* Description of the task *
Go through the material and tally the lines containing the string "Erkek". Give the total alone.

* Data shown *
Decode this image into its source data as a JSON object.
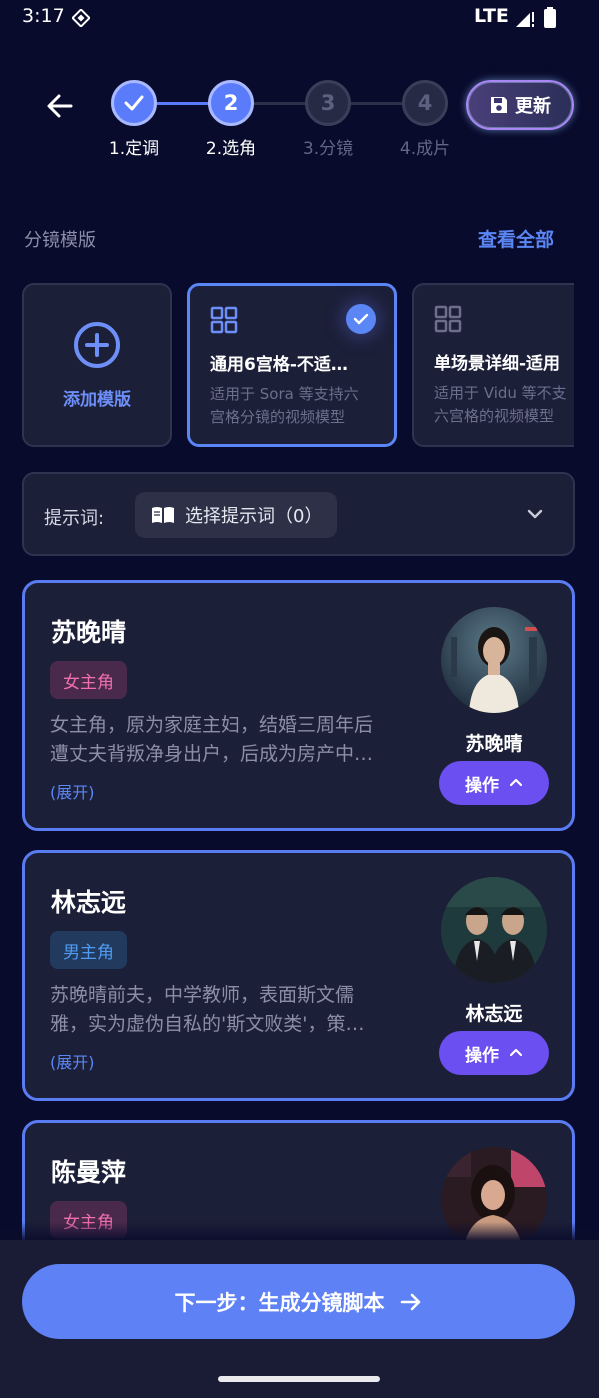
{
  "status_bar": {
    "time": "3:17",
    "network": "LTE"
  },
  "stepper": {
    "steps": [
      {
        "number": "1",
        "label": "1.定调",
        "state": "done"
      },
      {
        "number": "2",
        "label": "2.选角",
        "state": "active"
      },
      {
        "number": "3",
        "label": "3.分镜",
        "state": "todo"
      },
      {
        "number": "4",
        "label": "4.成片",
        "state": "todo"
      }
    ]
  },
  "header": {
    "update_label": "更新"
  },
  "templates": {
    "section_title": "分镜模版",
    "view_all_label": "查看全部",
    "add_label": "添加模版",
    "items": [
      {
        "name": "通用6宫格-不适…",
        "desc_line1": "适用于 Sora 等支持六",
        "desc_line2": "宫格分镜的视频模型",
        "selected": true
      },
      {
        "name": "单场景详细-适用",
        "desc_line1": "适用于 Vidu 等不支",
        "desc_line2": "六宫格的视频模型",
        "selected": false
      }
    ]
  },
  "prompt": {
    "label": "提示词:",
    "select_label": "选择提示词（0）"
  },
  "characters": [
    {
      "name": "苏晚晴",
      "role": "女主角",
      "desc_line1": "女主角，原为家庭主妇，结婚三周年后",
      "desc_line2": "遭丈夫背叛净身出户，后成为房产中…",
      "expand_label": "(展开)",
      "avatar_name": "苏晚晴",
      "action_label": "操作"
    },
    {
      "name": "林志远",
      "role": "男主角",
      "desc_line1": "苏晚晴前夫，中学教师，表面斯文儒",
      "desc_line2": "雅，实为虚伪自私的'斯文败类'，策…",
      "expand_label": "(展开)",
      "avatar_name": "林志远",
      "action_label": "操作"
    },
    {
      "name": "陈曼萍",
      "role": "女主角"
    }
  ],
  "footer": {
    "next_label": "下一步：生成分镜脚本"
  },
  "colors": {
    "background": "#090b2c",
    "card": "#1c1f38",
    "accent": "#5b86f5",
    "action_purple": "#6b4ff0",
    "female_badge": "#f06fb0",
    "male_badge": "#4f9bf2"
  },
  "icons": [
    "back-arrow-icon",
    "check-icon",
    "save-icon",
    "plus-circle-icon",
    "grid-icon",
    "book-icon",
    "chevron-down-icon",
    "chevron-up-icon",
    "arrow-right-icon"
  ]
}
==
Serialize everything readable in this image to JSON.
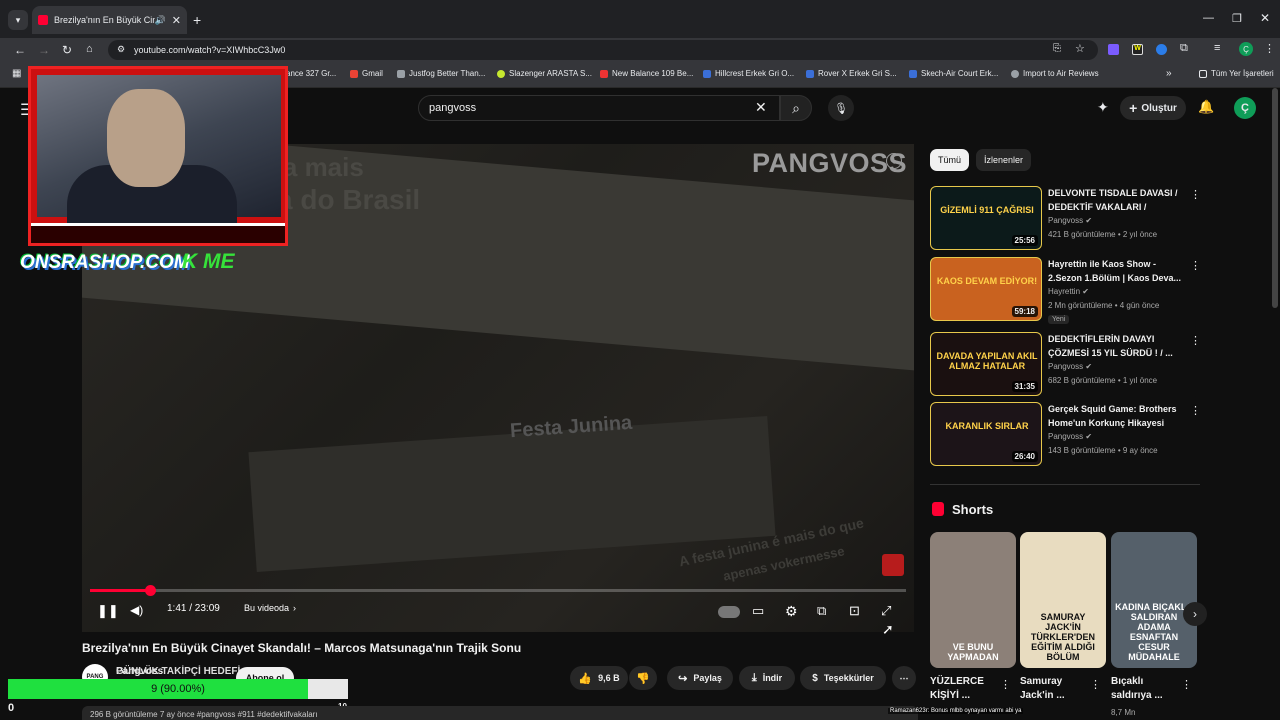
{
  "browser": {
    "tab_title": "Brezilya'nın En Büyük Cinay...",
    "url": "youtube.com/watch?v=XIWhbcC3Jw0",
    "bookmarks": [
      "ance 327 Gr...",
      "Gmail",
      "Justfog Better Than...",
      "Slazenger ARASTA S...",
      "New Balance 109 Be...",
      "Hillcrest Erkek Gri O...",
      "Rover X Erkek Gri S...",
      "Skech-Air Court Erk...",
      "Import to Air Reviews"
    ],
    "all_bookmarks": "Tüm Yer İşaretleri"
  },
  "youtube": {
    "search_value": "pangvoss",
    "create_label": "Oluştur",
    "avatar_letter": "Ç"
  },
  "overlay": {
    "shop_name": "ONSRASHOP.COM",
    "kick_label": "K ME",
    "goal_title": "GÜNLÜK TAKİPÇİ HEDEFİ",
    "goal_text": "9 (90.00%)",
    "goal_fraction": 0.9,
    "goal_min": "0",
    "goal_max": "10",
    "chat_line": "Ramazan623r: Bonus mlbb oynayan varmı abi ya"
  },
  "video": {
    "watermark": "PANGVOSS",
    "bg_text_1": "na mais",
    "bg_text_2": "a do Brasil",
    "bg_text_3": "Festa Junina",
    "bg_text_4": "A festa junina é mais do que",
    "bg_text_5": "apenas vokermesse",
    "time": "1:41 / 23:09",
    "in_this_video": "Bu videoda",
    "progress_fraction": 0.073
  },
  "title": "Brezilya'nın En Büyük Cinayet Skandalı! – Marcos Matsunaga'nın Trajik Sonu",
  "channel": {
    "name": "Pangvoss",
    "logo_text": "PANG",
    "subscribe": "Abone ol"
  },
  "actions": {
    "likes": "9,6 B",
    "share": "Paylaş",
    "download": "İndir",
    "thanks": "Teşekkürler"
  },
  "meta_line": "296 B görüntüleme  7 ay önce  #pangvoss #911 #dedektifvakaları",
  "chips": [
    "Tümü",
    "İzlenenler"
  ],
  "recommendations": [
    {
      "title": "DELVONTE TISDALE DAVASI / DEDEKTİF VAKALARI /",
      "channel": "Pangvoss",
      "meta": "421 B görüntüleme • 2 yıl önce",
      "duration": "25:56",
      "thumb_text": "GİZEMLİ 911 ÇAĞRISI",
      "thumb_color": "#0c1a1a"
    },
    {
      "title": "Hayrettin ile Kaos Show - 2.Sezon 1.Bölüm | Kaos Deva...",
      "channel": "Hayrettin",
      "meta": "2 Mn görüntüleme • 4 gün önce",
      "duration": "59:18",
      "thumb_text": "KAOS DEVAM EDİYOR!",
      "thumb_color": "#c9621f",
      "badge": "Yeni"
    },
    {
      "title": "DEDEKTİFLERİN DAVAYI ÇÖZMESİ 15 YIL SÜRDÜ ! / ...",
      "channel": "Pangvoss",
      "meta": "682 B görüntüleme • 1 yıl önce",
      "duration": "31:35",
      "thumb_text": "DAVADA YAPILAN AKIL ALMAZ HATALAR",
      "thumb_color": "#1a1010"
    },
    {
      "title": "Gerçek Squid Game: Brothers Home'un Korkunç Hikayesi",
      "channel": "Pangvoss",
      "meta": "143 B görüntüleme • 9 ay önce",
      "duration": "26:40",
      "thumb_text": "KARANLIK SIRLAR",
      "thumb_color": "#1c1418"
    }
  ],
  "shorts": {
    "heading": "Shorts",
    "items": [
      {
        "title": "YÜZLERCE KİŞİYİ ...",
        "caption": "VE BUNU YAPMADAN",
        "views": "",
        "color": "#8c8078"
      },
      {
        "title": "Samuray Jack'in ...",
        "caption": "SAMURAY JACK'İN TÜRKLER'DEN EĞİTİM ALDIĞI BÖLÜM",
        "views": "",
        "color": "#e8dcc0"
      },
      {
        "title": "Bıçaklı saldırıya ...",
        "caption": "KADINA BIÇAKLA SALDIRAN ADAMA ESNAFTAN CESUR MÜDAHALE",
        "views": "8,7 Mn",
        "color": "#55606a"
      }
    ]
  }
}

* The completed task *
2